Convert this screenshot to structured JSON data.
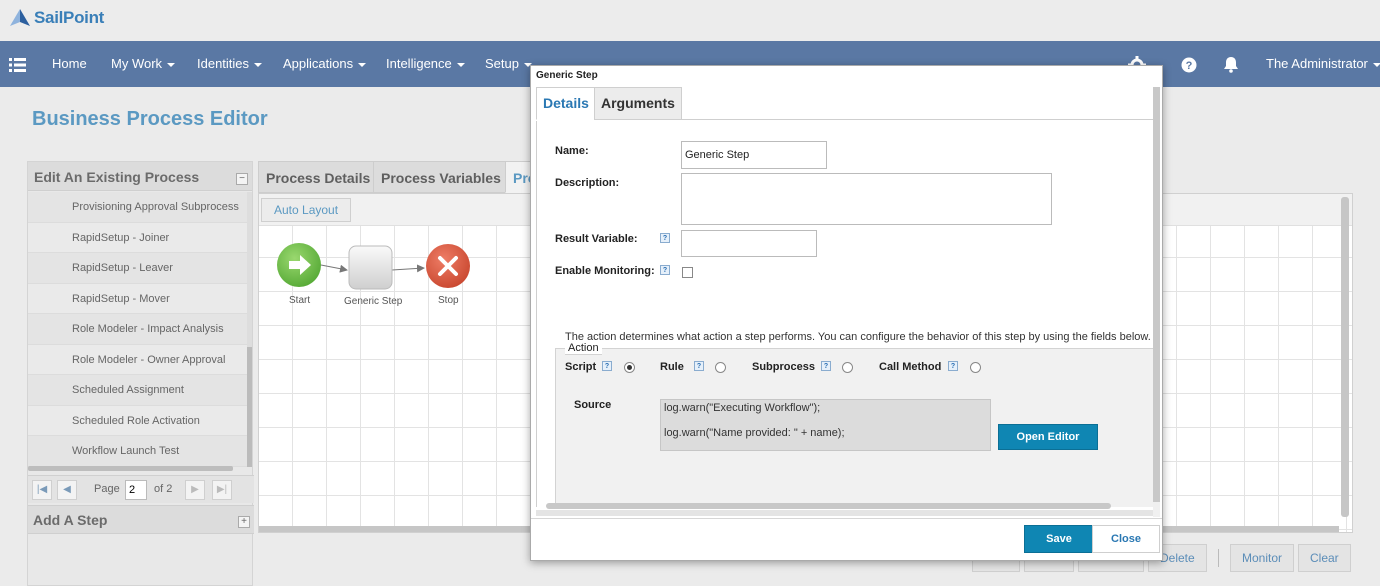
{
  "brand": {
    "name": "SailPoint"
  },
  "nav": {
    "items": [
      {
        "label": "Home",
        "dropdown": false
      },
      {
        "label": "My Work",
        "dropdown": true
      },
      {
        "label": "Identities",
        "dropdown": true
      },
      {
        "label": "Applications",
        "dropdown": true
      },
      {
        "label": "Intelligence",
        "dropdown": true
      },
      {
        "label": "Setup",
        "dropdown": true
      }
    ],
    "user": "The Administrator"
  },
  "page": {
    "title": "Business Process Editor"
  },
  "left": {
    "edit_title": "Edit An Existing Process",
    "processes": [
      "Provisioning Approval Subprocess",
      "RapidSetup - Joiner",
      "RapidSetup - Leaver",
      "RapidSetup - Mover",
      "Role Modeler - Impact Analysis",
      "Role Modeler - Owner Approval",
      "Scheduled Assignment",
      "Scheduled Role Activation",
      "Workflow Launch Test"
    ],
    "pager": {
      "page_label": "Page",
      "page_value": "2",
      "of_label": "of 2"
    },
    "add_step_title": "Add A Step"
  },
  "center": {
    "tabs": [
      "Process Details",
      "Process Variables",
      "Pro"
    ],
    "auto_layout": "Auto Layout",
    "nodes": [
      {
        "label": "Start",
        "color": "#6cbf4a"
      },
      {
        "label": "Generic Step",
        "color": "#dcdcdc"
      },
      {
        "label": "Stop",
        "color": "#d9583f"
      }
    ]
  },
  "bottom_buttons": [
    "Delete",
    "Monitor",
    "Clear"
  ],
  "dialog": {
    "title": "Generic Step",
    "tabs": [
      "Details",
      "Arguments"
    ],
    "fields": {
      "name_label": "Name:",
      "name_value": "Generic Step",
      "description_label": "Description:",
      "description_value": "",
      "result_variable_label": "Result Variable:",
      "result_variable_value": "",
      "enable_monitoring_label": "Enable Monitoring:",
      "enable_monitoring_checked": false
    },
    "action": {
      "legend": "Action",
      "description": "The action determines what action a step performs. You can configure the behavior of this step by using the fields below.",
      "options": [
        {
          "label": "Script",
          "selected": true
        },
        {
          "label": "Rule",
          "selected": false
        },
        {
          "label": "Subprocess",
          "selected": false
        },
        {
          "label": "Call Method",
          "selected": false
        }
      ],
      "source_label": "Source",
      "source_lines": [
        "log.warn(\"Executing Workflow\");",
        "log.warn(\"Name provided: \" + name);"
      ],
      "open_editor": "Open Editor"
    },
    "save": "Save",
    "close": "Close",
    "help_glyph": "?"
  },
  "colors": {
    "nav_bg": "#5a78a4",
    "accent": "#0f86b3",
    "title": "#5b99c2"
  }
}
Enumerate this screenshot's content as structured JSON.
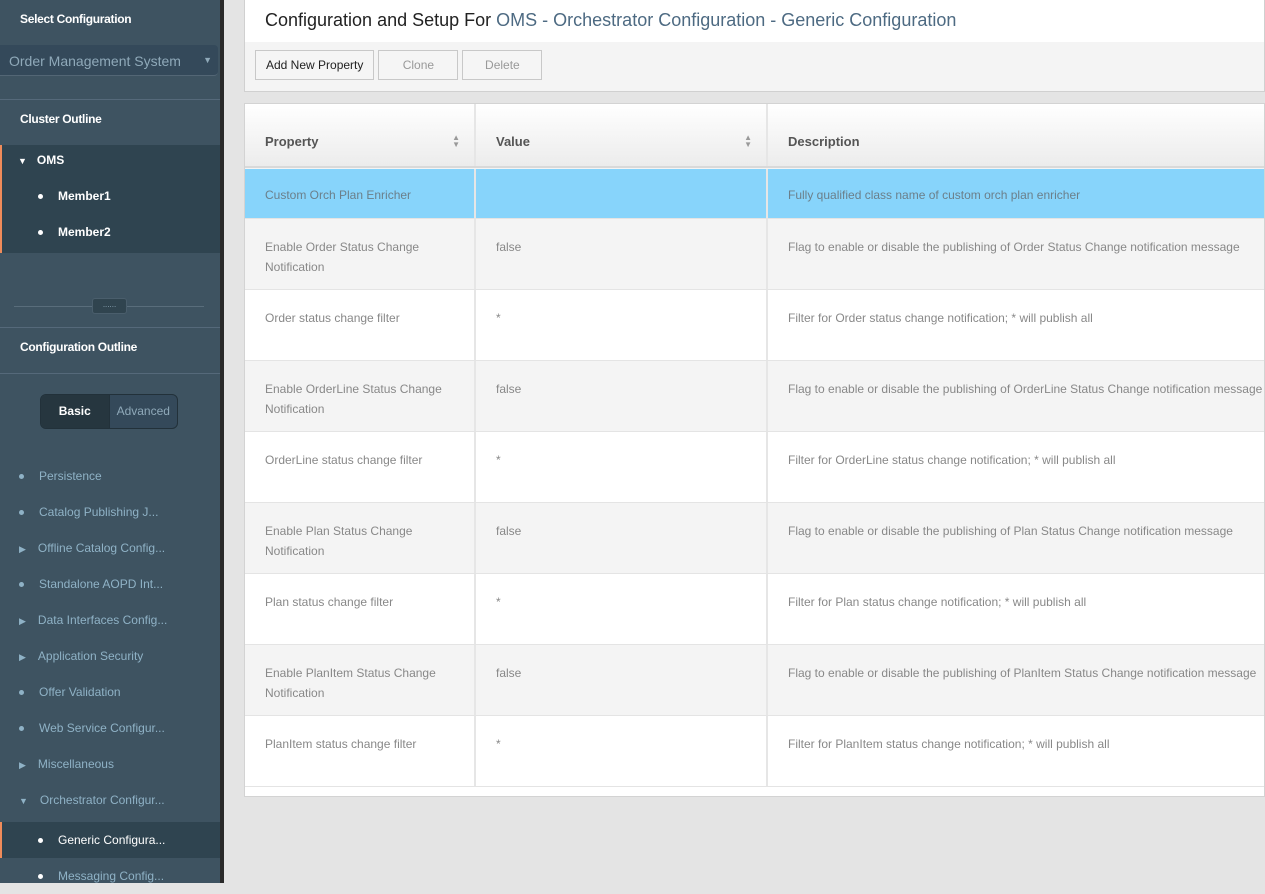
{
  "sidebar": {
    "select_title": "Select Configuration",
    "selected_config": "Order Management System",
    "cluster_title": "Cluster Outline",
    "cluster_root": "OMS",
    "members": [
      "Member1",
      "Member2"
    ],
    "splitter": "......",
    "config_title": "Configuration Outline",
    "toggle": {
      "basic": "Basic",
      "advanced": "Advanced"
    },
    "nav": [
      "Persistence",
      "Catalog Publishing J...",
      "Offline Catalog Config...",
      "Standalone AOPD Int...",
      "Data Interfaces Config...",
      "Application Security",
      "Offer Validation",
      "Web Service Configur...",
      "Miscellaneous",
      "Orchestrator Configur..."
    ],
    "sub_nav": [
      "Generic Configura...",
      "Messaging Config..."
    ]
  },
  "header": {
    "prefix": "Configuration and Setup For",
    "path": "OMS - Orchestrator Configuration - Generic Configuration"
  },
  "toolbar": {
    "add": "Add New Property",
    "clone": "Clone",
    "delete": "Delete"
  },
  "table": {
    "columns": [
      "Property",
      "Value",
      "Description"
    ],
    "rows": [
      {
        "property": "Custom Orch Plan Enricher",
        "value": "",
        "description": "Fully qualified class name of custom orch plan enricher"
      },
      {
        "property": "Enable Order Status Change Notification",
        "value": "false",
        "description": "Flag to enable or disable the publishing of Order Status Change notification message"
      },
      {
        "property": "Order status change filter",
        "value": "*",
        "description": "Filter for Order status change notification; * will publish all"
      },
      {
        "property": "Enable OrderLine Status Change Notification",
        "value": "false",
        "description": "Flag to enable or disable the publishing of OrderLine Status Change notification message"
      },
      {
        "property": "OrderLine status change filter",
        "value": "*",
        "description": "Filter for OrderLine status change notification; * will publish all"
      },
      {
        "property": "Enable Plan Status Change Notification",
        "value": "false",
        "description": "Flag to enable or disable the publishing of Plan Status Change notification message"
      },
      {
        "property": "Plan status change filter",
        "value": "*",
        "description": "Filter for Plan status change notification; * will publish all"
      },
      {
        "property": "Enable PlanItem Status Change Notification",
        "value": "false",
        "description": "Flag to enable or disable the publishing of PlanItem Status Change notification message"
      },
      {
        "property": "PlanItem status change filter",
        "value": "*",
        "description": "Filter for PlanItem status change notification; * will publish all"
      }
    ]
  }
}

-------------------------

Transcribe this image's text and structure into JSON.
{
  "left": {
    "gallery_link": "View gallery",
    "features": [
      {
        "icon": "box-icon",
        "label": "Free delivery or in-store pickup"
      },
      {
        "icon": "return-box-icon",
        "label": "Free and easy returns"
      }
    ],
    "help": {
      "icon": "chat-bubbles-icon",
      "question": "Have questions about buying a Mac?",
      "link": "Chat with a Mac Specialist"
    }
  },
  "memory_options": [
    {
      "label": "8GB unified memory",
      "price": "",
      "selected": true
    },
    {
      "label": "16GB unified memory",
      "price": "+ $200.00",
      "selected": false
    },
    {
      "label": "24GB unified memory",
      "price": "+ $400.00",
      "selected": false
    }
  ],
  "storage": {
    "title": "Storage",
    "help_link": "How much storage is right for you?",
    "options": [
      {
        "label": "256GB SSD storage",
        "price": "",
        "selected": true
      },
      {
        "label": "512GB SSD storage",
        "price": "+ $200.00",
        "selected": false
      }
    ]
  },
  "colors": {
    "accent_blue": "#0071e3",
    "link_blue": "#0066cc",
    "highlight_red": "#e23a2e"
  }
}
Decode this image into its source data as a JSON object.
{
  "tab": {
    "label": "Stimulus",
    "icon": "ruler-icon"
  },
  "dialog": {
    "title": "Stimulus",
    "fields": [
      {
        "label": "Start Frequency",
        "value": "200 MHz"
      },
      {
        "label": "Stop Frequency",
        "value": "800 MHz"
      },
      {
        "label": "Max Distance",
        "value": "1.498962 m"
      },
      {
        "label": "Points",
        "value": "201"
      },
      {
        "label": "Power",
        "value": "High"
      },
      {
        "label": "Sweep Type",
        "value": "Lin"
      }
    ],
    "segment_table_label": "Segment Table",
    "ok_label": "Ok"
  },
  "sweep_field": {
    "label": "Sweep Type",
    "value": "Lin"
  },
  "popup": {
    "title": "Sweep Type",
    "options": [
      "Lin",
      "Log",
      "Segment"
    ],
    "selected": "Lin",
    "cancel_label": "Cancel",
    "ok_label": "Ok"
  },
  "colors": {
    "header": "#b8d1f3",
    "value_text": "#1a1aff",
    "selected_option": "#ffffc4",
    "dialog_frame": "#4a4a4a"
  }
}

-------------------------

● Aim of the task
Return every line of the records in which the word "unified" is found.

● Exercise solution
      "label": "8GB unified memory",
      "label": "16GB unified memory",
      "label": "24GB unified memory",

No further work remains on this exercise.